Really, the lockout is Nowitzki’s extended championship parade. It’s time added on to a summer vacation. And this time, not because of an early-round oust in the playoffs. The questions that were at a time annual regarding his physical and mental Toughness and/or Manliness, he never bothered answering with much thought anyway, but now, whether they’re again asked or not matters as little as it ever did. His resume is complete; no arguments need be made on his behalf. Those empty questions thrown like darts his way never truly defined Nowitzki as a player to those who follow the league closer than the “Don’t they ever call traveling?!?!?” lot, but those comments were usually the unshakeable mosquito cloud during his summer months, too. And, almost fittingly, in one of the league’s darkest off-seasons to date, Dirk Nowitzki is getting some well-deserved, wholly-earned, time to relax, to seep up his due credit and run victory laps until he passes out, while everyone else waits for the next round of “I think we’re both very interested in a deal sooner than later,” and “No further meetings are scheduled.”

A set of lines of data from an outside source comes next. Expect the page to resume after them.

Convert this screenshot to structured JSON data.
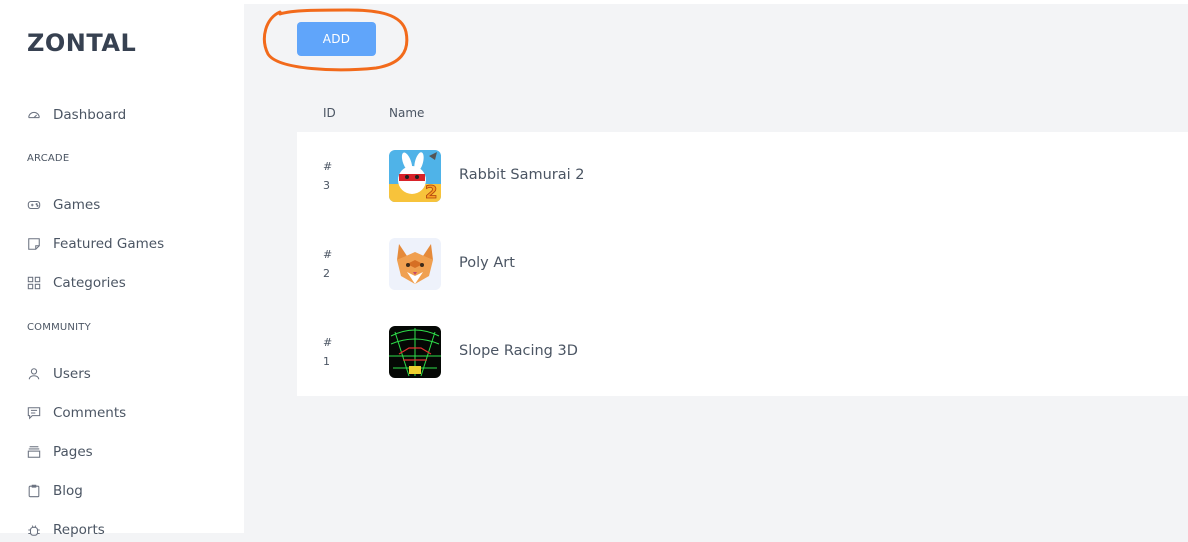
{
  "app": {
    "brand": "ZONTAL"
  },
  "sidebar": {
    "dashboard": "Dashboard",
    "section_arcade": "ARCADE",
    "games": "Games",
    "featured_games": "Featured Games",
    "categories": "Categories",
    "section_community": "COMMUNITY",
    "users": "Users",
    "comments": "Comments",
    "pages": "Pages",
    "blog": "Blog",
    "reports": "Reports"
  },
  "toolbar": {
    "add_label": "ADD"
  },
  "table": {
    "columns": {
      "id": "ID",
      "name": "Name"
    },
    "rows": [
      {
        "hash": "#",
        "id": "3",
        "name": "Rabbit Samurai 2",
        "thumb_icon": "rabbit-samurai-thumbnail"
      },
      {
        "hash": "#",
        "id": "2",
        "name": "Poly Art",
        "thumb_icon": "poly-art-cat-thumbnail"
      },
      {
        "hash": "#",
        "id": "1",
        "name": "Slope Racing 3D",
        "thumb_icon": "slope-racing-thumbnail"
      }
    ]
  },
  "colors": {
    "accent": "#60a5fa",
    "annotation": "#f26a1b",
    "sidebar_text": "#4b5563",
    "background": "#f3f4f6"
  }
}
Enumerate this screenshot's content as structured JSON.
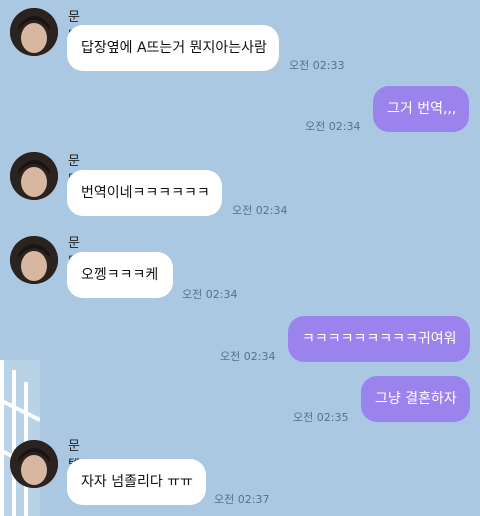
{
  "messages": [
    {
      "side": "in",
      "sender": "문텔",
      "text": "답장옆에 A뜨는거 뭔지아는사람",
      "time": "오전 02:33"
    },
    {
      "side": "out",
      "text": "그거 번역,,,",
      "time": "오전 02:34"
    },
    {
      "side": "in",
      "sender": "문텔",
      "text": "번역이네ㅋㅋㅋㅋㅋㅋ",
      "time": "오전 02:34"
    },
    {
      "side": "in",
      "sender": "문텔",
      "text": "오껭ㅋㅋㅋ케",
      "time": "오전 02:34"
    },
    {
      "side": "out",
      "text": "ㅋㅋㅋㅋㅋㅋㅋㅋㅋ귀여워",
      "time": "오전 02:34"
    },
    {
      "side": "out",
      "text": "그냥 결혼하자",
      "time": "오전 02:35"
    },
    {
      "side": "in",
      "sender": "문텔",
      "text": "자자 넘졸리다 ㅠㅠ",
      "time": "오전 02:37"
    }
  ]
}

The game’s most unorthodox, unassuming black sheep superstar isn’t running in pick-ups or standing behind Derek Fisher on the NBPA podium, because, fuck, that shit’s just depressing. Depressing if you aren’t the NBA Finals Most Valuable Player. Dirk has earned his time to throw out ceremonial first pitches, to drag the applause out longer, and to remind everyone looking towards a barren horizon that there is someone on top of the mountain. Of course it would go this way, right? Dirk’s never been the type, through the highs or lows of his career, to be concerned if or how you’ve noticed him, or if you have at all. That’s not to say he didn’t carry the burden that comes with oft-highlighted and over-analyzed failures on the main stage. It’s just that Nowitzki wore it more like “time is running out” than “I sure hope I can do this.” In spite of that, most people had him pegged anyway some time ago, and many probably didn’t budge all the way until his game was seen at its full crescendo last spring. It might be easy to forget last season as this one slips further and further away, but Nowitzki won’t. He shouldn’t, and nor should we. Even if we already knew.
Soon enough, Germany will beckon, be it for just his ritual training or something more competitive and with a contract, and until the lockout lifts, Nowitzki will, leaning one way or another, snap off of his fingertips his continuing celebration of the game he made go his way. This offseason will never be remembered in a positive light for the NBA. That doesn’t mean, though, that there shouldn’t be a bright speck gleaming in the thick haze for Dirk Nowitzki. This was also the offseason that Nowitzki, the World Champion, with jack-shit to prove and plenty of time, could, finally, waste a few pitches.